:: Data under study

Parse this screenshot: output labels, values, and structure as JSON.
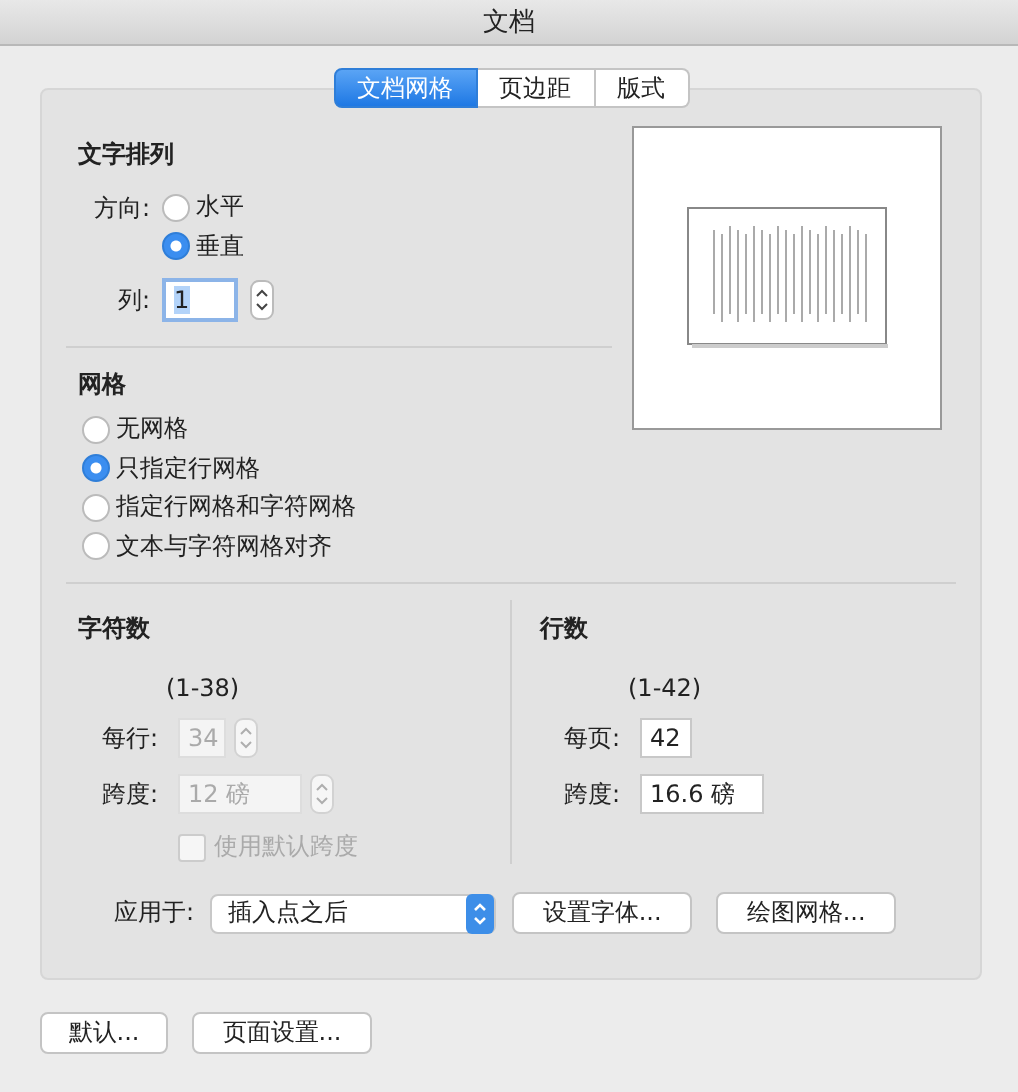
{
  "window": {
    "title": "文档"
  },
  "tabs": [
    {
      "label": "文档网格",
      "selected": true
    },
    {
      "label": "页边距",
      "selected": false
    },
    {
      "label": "版式",
      "selected": false
    }
  ],
  "text_direction": {
    "heading": "文字排列",
    "direction_label": "方向:",
    "options": [
      {
        "label": "水平",
        "selected": false
      },
      {
        "label": "垂直",
        "selected": true
      }
    ],
    "columns_label": "列:",
    "columns_value": "1"
  },
  "grid": {
    "heading": "网格",
    "options": [
      {
        "label": "无网格",
        "selected": false
      },
      {
        "label": "只指定行网格",
        "selected": true
      },
      {
        "label": "指定行网格和字符网格",
        "selected": false
      },
      {
        "label": "文本与字符网格对齐",
        "selected": false
      }
    ]
  },
  "characters": {
    "heading": "字符数",
    "range": "(1-38)",
    "per_line_label": "每行:",
    "per_line_value": "34",
    "pitch_label": "跨度:",
    "pitch_value": "12 磅",
    "disabled": true,
    "default_pitch": {
      "label": "使用默认跨度",
      "checked": false,
      "disabled": true
    }
  },
  "lines": {
    "heading": "行数",
    "range": "(1-42)",
    "per_page_label": "每页:",
    "per_page_value": "42",
    "pitch_label": "跨度:",
    "pitch_value": "16.6 磅"
  },
  "apply": {
    "label": "应用于:",
    "value": "插入点之后"
  },
  "buttons": [
    "设置字体...",
    "绘图网格..."
  ],
  "footer_buttons": [
    "默认...",
    "页面设置..."
  ]
}
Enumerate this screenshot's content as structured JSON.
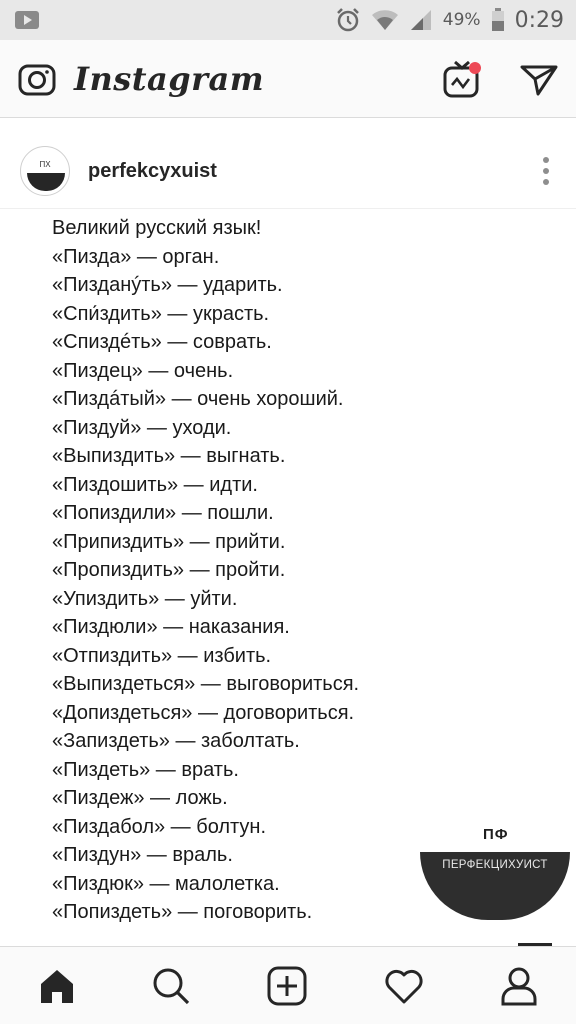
{
  "status_bar": {
    "battery_percent": "49%",
    "time": "0:29",
    "icons": [
      "notification-icon",
      "alarm-icon",
      "wifi-icon",
      "signal-icon",
      "battery-icon"
    ]
  },
  "app_header": {
    "brand": "Instagram",
    "icons": [
      "camera-icon",
      "igtv-icon",
      "direct-message-icon"
    ],
    "accent_color": "#ed4956"
  },
  "post": {
    "username": "perfekcyxuist",
    "avatar_text": "ПХ",
    "lines": [
      "Великий русский язык!",
      "«Пизда» — орган.",
      "«Пизданýть» — ударить.",
      "«Спи́здить» — украсть.",
      "«Спиздéть» — соврать.",
      "«Пиздец» — очень.",
      "«Пиздáтый» — очень хороший.",
      "«Пиздуй» — уходи.",
      "«Выпиздить» — выгнать.",
      "«Пиздошить» — идти.",
      "«Попиздили» — пошли.",
      "«Припиздить» — прийти.",
      "«Пропиздить» — пройти.",
      "«Упиздить» — уйти.",
      "«Пиздюли» — наказания.",
      "«Отпиздить» — избить.",
      "«Выпиздеться» — выговориться.",
      "«Допиздеться» — договориться.",
      "«Запиздеть» — заболтать.",
      "«Пиздеть» — врать.",
      "«Пиздеж» — ложь.",
      "«Пиздабол» — болтун.",
      "«Пиздун» — враль.",
      "«Пиздюк» — малолетка.",
      "«Попиздеть» — поговорить."
    ],
    "watermark_short": "ПФ",
    "watermark_long": "ПЕРФЕКЦИХУИСТ"
  },
  "tab_bar": {
    "items": [
      "home-icon",
      "search-icon",
      "new-post-icon",
      "activity-icon",
      "profile-icon"
    ]
  }
}
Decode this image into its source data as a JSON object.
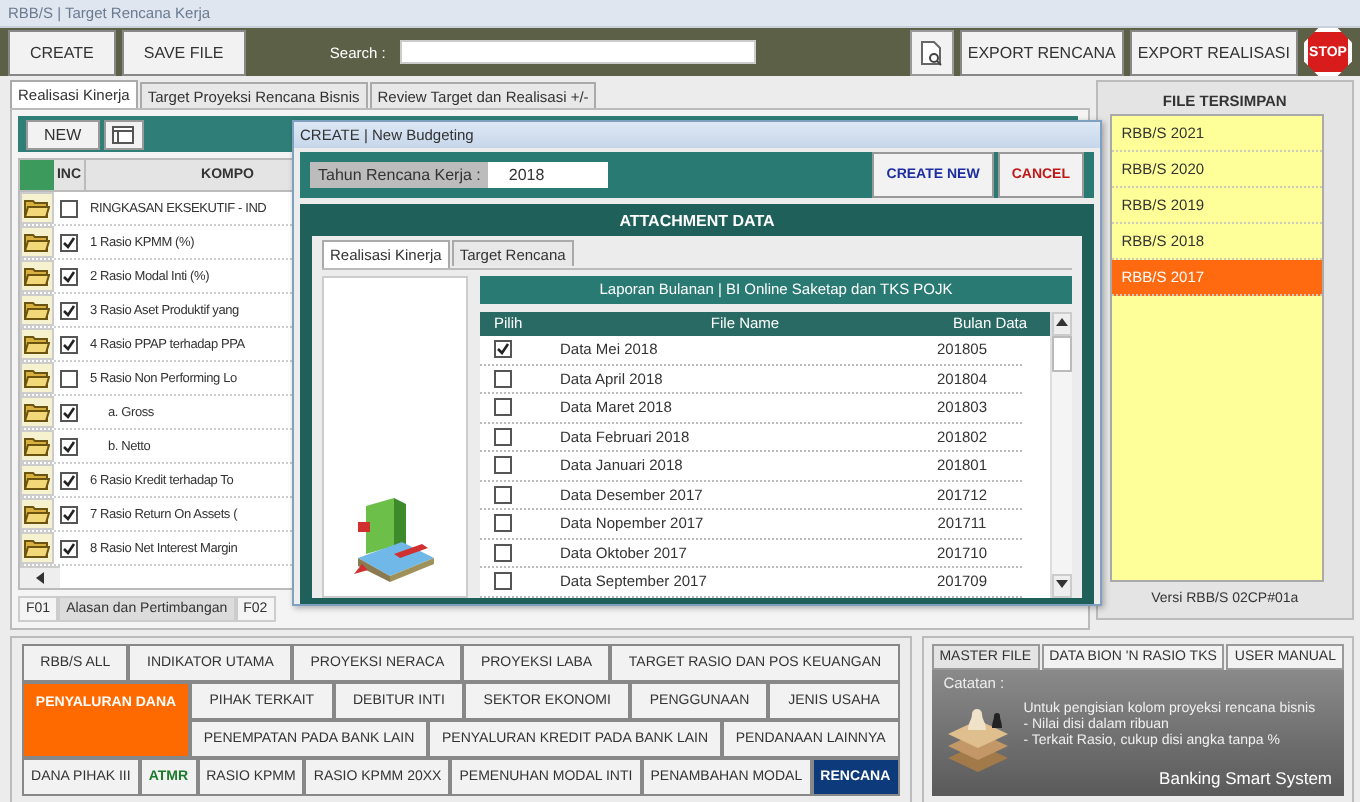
{
  "window": {
    "title": "RBB/S | Target Rencana Kerja"
  },
  "toolbar": {
    "buttons": [
      "CREATE",
      "SAVE FILE"
    ],
    "search_label": "Search :",
    "export_buttons": [
      "EXPORT RENCANA",
      "EXPORT REALISASI"
    ],
    "stop_label": "STOP"
  },
  "tabs": [
    {
      "label": "Realisasi Kinerja",
      "selected": true
    },
    {
      "label": "Target Proyeksi Rencana Bisnis",
      "selected": false
    },
    {
      "label": "Review Target dan Realisasi +/-",
      "selected": false
    }
  ],
  "panel": {
    "new_button": "NEW",
    "columns": [
      "INC",
      "KOMPO"
    ],
    "rows": [
      {
        "label": "RINGKASAN EKSEKUTIF - IND",
        "checked": false
      },
      {
        "label": "1 Rasio KPMM (%)",
        "checked": true
      },
      {
        "label": "2 Rasio Modal Inti (%)",
        "checked": true
      },
      {
        "label": "3 Rasio Aset Produktif yang",
        "checked": true
      },
      {
        "label": "4 Rasio PPAP terhadap PPA",
        "checked": true
      },
      {
        "label": "5 Rasio Non Performing Lo",
        "checked": false,
        "children": [
          {
            "label": "a. Gross",
            "checked": true
          },
          {
            "label": "b. Netto",
            "checked": true
          }
        ]
      },
      {
        "label": "6 Rasio Kredit terhadap To",
        "checked": true
      },
      {
        "label": "7 Rasio Return On Assets (",
        "checked": true
      },
      {
        "label": "8 Rasio Net Interest Margin",
        "checked": true
      }
    ],
    "bottom_tabs": [
      {
        "label": "F01",
        "selected": false
      },
      {
        "label": "Alasan dan Pertimbangan",
        "selected": true
      },
      {
        "label": "F02",
        "selected": false
      }
    ]
  },
  "files": {
    "title": "FILE TERSIMPAN",
    "items": [
      {
        "label": "RBB/S 2021",
        "selected": false
      },
      {
        "label": "RBB/S 2020",
        "selected": false
      },
      {
        "label": "RBB/S 2019",
        "selected": false
      },
      {
        "label": "RBB/S 2018",
        "selected": false
      },
      {
        "label": "RBB/S 2017",
        "selected": true
      }
    ],
    "version": "Versi RBB/S 02CP#01a"
  },
  "menu": {
    "row_1": [
      {
        "label": "RBB/S ALL",
        "kind": "normal",
        "selected": false
      },
      {
        "label": "INDIKATOR UTAMA",
        "kind": "normal",
        "selected": false
      },
      {
        "label": "PROYEKSI NERACA",
        "kind": "normal",
        "selected": false
      },
      {
        "label": "PROYEKSI LABA",
        "kind": "normal",
        "selected": false
      },
      {
        "label": "TARGET RASIO DAN POS KEUANGAN",
        "kind": "normal",
        "selected": false
      }
    ],
    "row_2_lead": {
      "label": "PENYALURAN DANA",
      "kind": "normal",
      "selected": true
    },
    "row_2": [
      {
        "label": "PIHAK TERKAIT",
        "kind": "normal",
        "selected": false
      },
      {
        "label": "DEBITUR INTI",
        "kind": "normal",
        "selected": false
      },
      {
        "label": "SEKTOR EKONOMI",
        "kind": "normal",
        "selected": false
      },
      {
        "label": "PENGGUNAAN",
        "kind": "normal",
        "selected": false
      },
      {
        "label": "JENIS USAHA",
        "kind": "normal",
        "selected": false
      }
    ],
    "row_3": [
      {
        "label": "PENEMPATAN PADA BANK LAIN",
        "kind": "normal",
        "selected": false
      },
      {
        "label": "PENYALURAN KREDIT PADA BANK LAIN",
        "kind": "normal",
        "selected": false
      },
      {
        "label": "PENDANAAN LAINNYA",
        "kind": "normal",
        "selected": false
      }
    ],
    "row_4": [
      {
        "label": "DANA PIHAK III",
        "kind": "normal",
        "selected": false
      },
      {
        "label": "ATMR",
        "kind": "accent",
        "selected": false
      },
      {
        "label": "RASIO KPMM",
        "kind": "normal",
        "selected": false
      },
      {
        "label": "RASIO KPMM 20XX",
        "kind": "normal",
        "selected": false
      },
      {
        "label": "PEMENUHAN MODAL INTI",
        "kind": "normal",
        "selected": false
      },
      {
        "label": "PENAMBAHAN MODAL",
        "kind": "normal",
        "selected": false
      },
      {
        "label": "RENCANA",
        "kind": "primary",
        "selected": false
      }
    ]
  },
  "side_tabs": [
    {
      "label": "MASTER FILE",
      "selected": true
    },
    {
      "label": "DATA BION 'N RASIO TKS",
      "selected": false
    },
    {
      "label": "USER MANUAL",
      "selected": false
    }
  ],
  "note": {
    "title": "Catatan :",
    "lines": [
      "Untuk pengisian kolom proyeksi rencana bisnis",
      "- Nilai disi dalam ribuan",
      "- Terkait Rasio, cukup disi angka tanpa %"
    ],
    "brand": "Banking Smart System"
  },
  "dialog": {
    "title": "CREATE | New Budgeting",
    "year_label": "Tahun Rencana Kerja :",
    "year": "2018",
    "buttons": [
      {
        "label": "CREATE NEW",
        "kind": "primary"
      },
      {
        "label": "CANCEL",
        "kind": "danger"
      }
    ],
    "section_title": "ATTACHMENT DATA",
    "tabs": [
      {
        "label": "Realisasi Kinerja",
        "selected": true
      },
      {
        "label": "Target Rencana",
        "selected": false
      }
    ],
    "list_title": "Laporan Bulanan | BI Online Saketap dan TKS POJK",
    "columns": [
      "Pilih",
      "File Name",
      "Bulan Data"
    ],
    "rows": [
      {
        "name": "Data Mei 2018",
        "month": "201805",
        "checked": true
      },
      {
        "name": "Data April 2018",
        "month": "201804",
        "checked": false
      },
      {
        "name": "Data Maret 2018",
        "month": "201803",
        "checked": false
      },
      {
        "name": "Data Februari 2018",
        "month": "201802",
        "checked": false
      },
      {
        "name": "Data Januari 2018",
        "month": "201801",
        "checked": false
      },
      {
        "name": "Data Desember 2017",
        "month": "201712",
        "checked": false
      },
      {
        "name": "Data Nopember 2017",
        "month": "201711",
        "checked": false
      },
      {
        "name": "Data Oktober 2017",
        "month": "201710",
        "checked": false
      },
      {
        "name": "Data September 2017",
        "month": "201709",
        "checked": false
      }
    ]
  }
}
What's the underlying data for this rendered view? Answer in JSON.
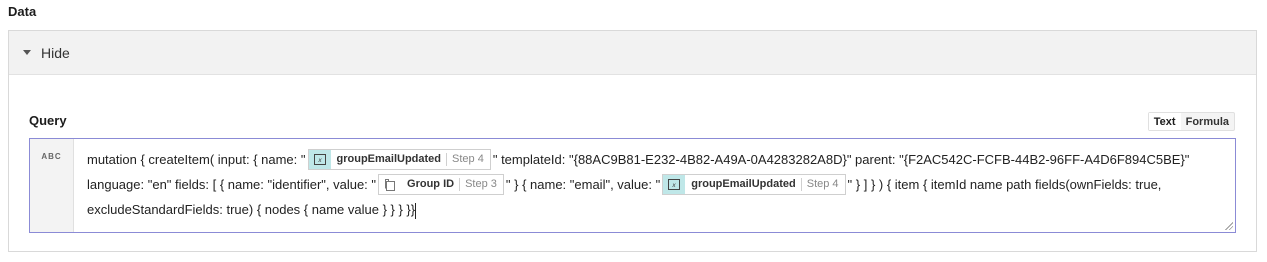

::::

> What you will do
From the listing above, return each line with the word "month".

> Solution
        "month": "201805",
        "month": "201804",
        "month": "201803",
        "month": "201802",
        "month": "201801",
        "month": "201712",
        "month": "201711",
        "month": "201710",
        "month": "201709",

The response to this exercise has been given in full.